ILLINOIS AT MINNESOTA
WHY YOU SHOULD WATCH: The Golden Gophers are trying to end the season on an up note, having lost three in a row and seven of their last eight. And Gopher coach Jerry Kill continues to deal with health issues, as he suffered another seizure on the plane trip back from Northwestern last week. The Fighting Illini know how it feels to struggle, having lost five in a row after jumping to a 6-0 that had some thinking division title. Now, title talk has morphed into grumbling in Champaign.

KEEP AN EYE ON: The offensive lines. Which one can assert its will? The Fighting Illini front has lacked consistency all season, which has been a reason why the team has struggled down the stretch. And Minnesota’s front has been spotty. But the Golden Gophers are coming off a 269-yard rushing effort in a loss at Northwestern last week. Illinois ranks sixth in the Big Ten in rushing (179.3 ypg), while Minnesota is 10th (152.0 ypg).

KEY MATCHUP: Illinois QBs Nathan Scheelhaase and Reilly O’Toole vs. Minnesota signal-caller MarQueis Gray. Gray looked bad in a loss vs. Wisconsin two weeks ago but bounced back last week in running for 147 yards at Northwestern. Scheelhaase completed 15-of-19 passes for 99 yard and a pick in a home loss to Wisconsin last week, as he split time with O’Toole, who hit 7-of-12 passes for 53 yards and two interceptions. Whichever signal-callers can limit mistakes and generate some consistent passing will go a long way toward leading their team to a much-needed victory.

NUMBER’S GAME: 14, sacks for Minnesota this season. That’s five more than the Gophers had in all of 2010.

KEY NOTE: After being shutout in the first half of the last four games, Illinois tallied 17 in points in the opening half last week vs. Wisconsin. Alas, the Illini were shutout in the second half as they turned over the ball on four of five possessions.

PURDUE AT INDIANA
WHY YOU SHOULD WATCH: It’s the Bucket game! While the Hoosiers’ bowl dreams perished weeks ago in an eight-game losing skid, the Boilermakers are still dreaming of becoming bowl eligible for the first time since 2007 with a victory in Bloomington. And a triumph also would bring the Old Oaken Bucket back to West Lafayette for Purdue, which has prevailed in six of the last eight trips to Indiana dating to 1995 with losses coming in 2001 and 2007. Indiana’s motivation? The chance to ruin the Boilers’ bowl hopes and retain the Bucket. That would be a big salve in this tough season.

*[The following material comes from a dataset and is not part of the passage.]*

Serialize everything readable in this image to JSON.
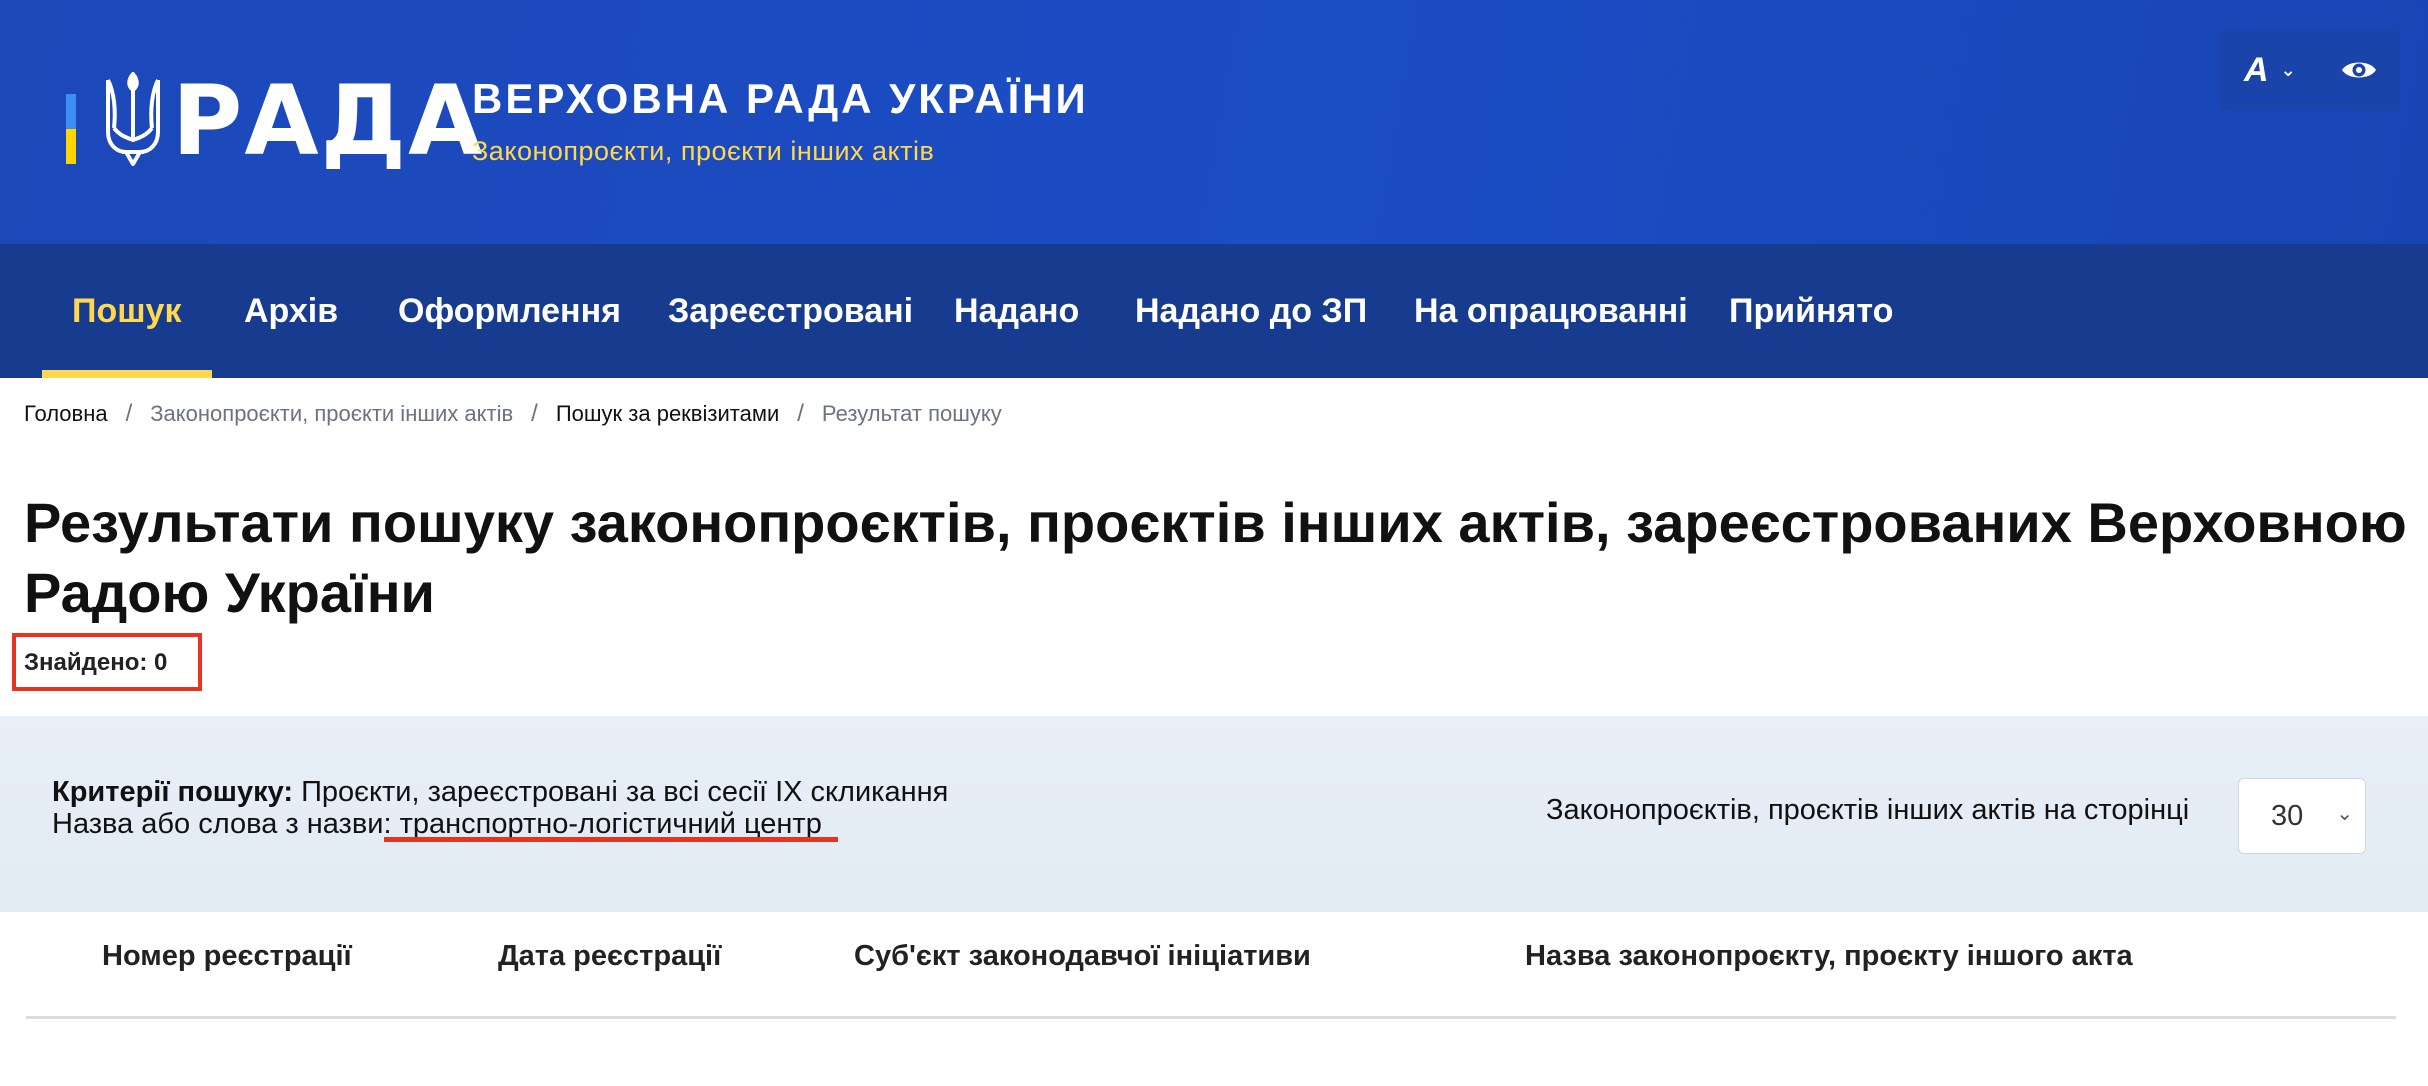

KEEP AN EYE ON: The Purdue offense. Consistency has been an issue all season. Recently, the attack has gotten off to good starts—scoring on its opening drive in each of the last four games– only to bog down in the second half. That was the issue last week in a 31-21 home loss to Iowa. It was the third game this season that Purdue gained less than 300 yards.

KEY MATCHUP: Purdue’s struggling offense vs. Indiana’s porous defense. The Boilers rank ninth in the Big Ten in total offense (359.0 ypg). Indiana is last in the league in total defense (454.2 ypg). How bad has the defense been in recent years in Bloomington? Since 2005, the Hoosiers have allowed 40 or more points 28 times, and 50 or more on 10 occasions.

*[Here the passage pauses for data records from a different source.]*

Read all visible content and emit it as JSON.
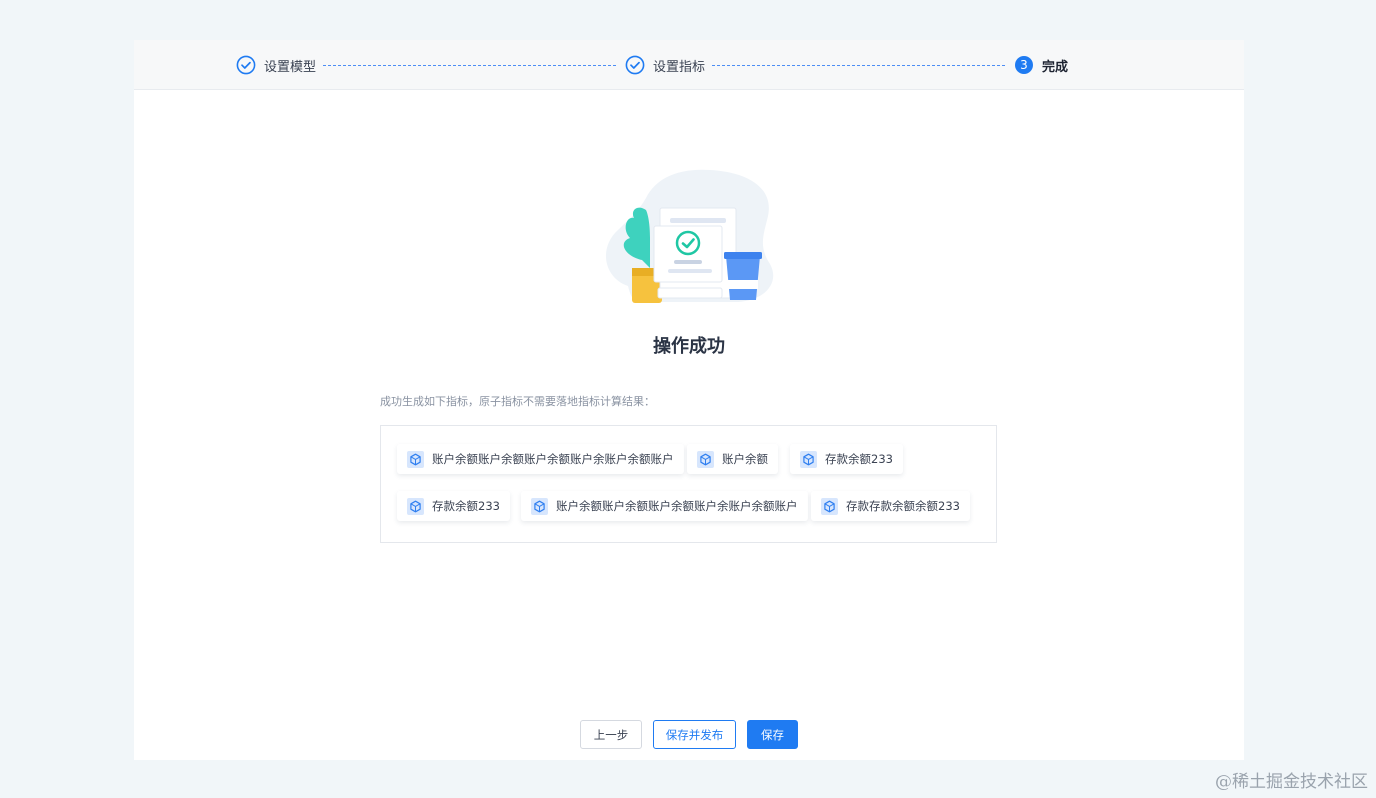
{
  "steps": [
    {
      "label": "设置模型",
      "status": "done"
    },
    {
      "label": "设置指标",
      "status": "done"
    },
    {
      "label": "完成",
      "number": "3",
      "status": "active"
    }
  ],
  "result": {
    "title": "操作成功",
    "description": "成功生成如下指标，原子指标不需要落地指标计算结果："
  },
  "metrics": [
    {
      "label": "账户余额账户余额账户余额账户余账户余额账户",
      "icon": "metric-cube-icon"
    },
    {
      "label": "账户余额",
      "icon": "metric-cube-icon"
    },
    {
      "label": "存款余额233",
      "icon": "metric-cube-icon"
    },
    {
      "label": "存款余额233",
      "icon": "metric-cube-icon"
    },
    {
      "label": "账户余额账户余额账户余额账户余账户余额账户",
      "icon": "metric-cube-icon"
    },
    {
      "label": "存款存款余额余额233",
      "icon": "metric-cube-icon"
    }
  ],
  "actions": {
    "prev": "上一步",
    "save_publish": "保存并发布",
    "save": "保存"
  },
  "watermark": "@稀土掘金技术社区",
  "colors": {
    "primary": "#1f7bf2",
    "page_bg": "#f1f6f9",
    "success": "#1fc7a4"
  }
}
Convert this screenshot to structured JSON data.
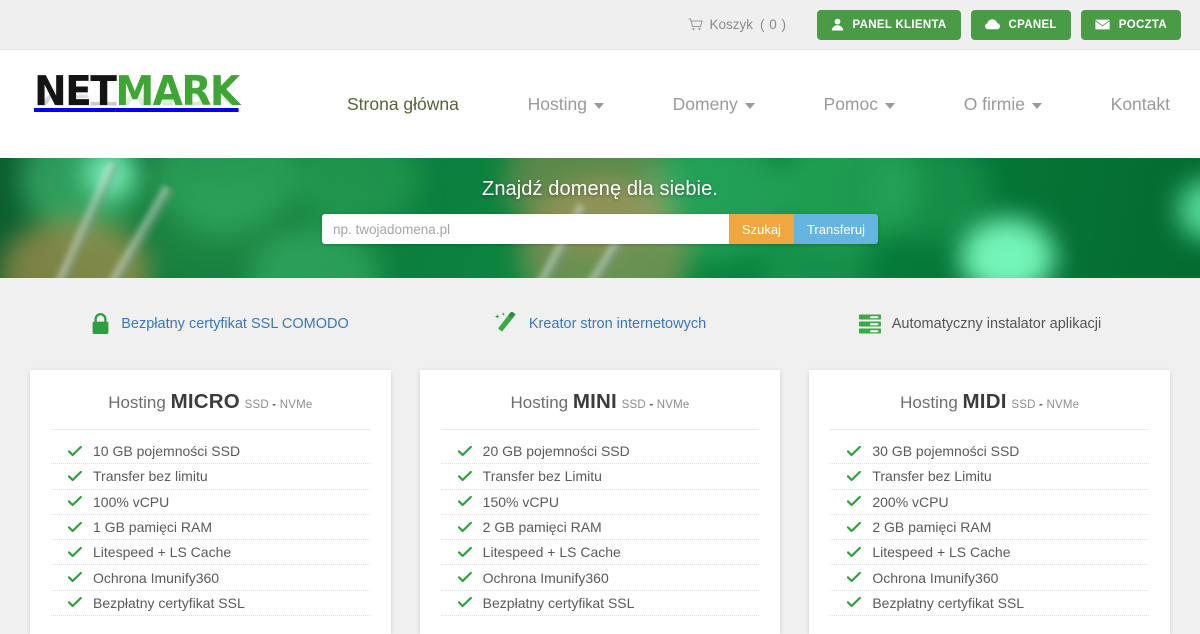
{
  "topbar": {
    "cart_label": "Koszyk",
    "cart_count": "( 0 )",
    "cart_icon": "shopping-cart-icon",
    "buttons": [
      {
        "label": "PANEL KLIENTA",
        "icon": "user-icon"
      },
      {
        "label": "CPANEL",
        "icon": "cloud-icon"
      },
      {
        "label": "POCZTA",
        "icon": "envelope-icon"
      }
    ],
    "button_color": "#4a9b46"
  },
  "header": {
    "logo": {
      "part1": "NET",
      "part2": "MARK",
      "color1": "#141414",
      "color2": "#3fa535"
    },
    "nav": [
      {
        "label": "Strona główna",
        "dropdown": false,
        "active": true
      },
      {
        "label": "Hosting",
        "dropdown": true,
        "active": false
      },
      {
        "label": "Domeny",
        "dropdown": true,
        "active": false
      },
      {
        "label": "Pomoc",
        "dropdown": true,
        "active": false
      },
      {
        "label": "O firmie",
        "dropdown": true,
        "active": false
      },
      {
        "label": "Kontakt",
        "dropdown": false,
        "active": false
      }
    ],
    "active_color": "#55633a",
    "inactive_color": "#9a9a9a"
  },
  "hero": {
    "title": "Znajdź domenę dla siebie.",
    "search_placeholder": "np. twojadomena.pl",
    "search_value": "",
    "search_button": "Szukaj",
    "transfer_button": "Transferuj",
    "search_button_color": "#efa73f",
    "transfer_button_color": "#66b5e0",
    "background": "green fiber-optic bokeh"
  },
  "features": [
    {
      "label": "Bezpłatny certyfikat SSL COMODO",
      "icon": "padlock-icon",
      "link": true
    },
    {
      "label": "Kreator stron internetowych",
      "icon": "magic-wand-icon",
      "link": true
    },
    {
      "label": "Automatyczny instalator aplikacji",
      "icon": "server-stack-icon",
      "link": false
    }
  ],
  "plans": [
    {
      "prefix": "Hosting",
      "name": "MICRO",
      "tech_left": "SSD",
      "tech_sep": "-",
      "tech_right": "NVMe",
      "features": [
        "10 GB pojemności SSD",
        "Transfer bez limitu",
        "100% vCPU",
        "1 GB pamięci RAM",
        "Litespeed + LS Cache",
        "Ochrona Imunify360",
        "Bezpłatny certyfikat SSL"
      ]
    },
    {
      "prefix": "Hosting",
      "name": "MINI",
      "tech_left": "SSD",
      "tech_sep": "-",
      "tech_right": "NVMe",
      "features": [
        "20 GB pojemności SSD",
        "Transfer bez Limitu",
        "150% vCPU",
        "2 GB pamięci RAM",
        "Litespeed + LS Cache",
        "Ochrona Imunify360",
        "Bezpłatny certyfikat SSL"
      ]
    },
    {
      "prefix": "Hosting",
      "name": "MIDI",
      "tech_left": "SSD",
      "tech_sep": "-",
      "tech_right": "NVMe",
      "features": [
        "30 GB pojemności SSD",
        "Transfer bez Limitu",
        "200% vCPU",
        "2 GB pamięci RAM",
        "Litespeed + LS Cache",
        "Ochrona Imunify360",
        "Bezpłatny certyfikat SSL"
      ]
    }
  ]
}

NUMBER’S GAME: 0, points in the third quarter for Purdue in its last five games. The Boilers last scored in the third quarter at Penn State on October 15.

KEY NOTE: Boilermaker quarterbacks combined to throw for just 181 yards last week, the seventh time in 2011 that Purdue has thrown for less than 200 yards.

Tom Dienhart is a senior writer for BTN.com. Find all of his work at www.btn.com/tomdienhart, follow Dienhart on twitter at @BTNTomDienhart, send a question to his weekly mailbag here, and click here to subscribe to his RSS feed.

Find out more about: ,

0 Comments

Your Opinion?
Show Comments (No Comments)

Leave a Reply

Fill in your details below or click an icon to log in:

WordPress.com Logo

You are commenting using your WordPress.com account. Log Out / Change )

Twitter picture

You are commenting using your Twitter account. Log Out / Change )

Facebook photo

You are commenting using your Facebook account. Log Out / Change )

Google+ photo

You are commenting using your Google+ account. Log Out / Change )

Connecting to %s

Have a question for BTN Customer Service? Please e-mail us here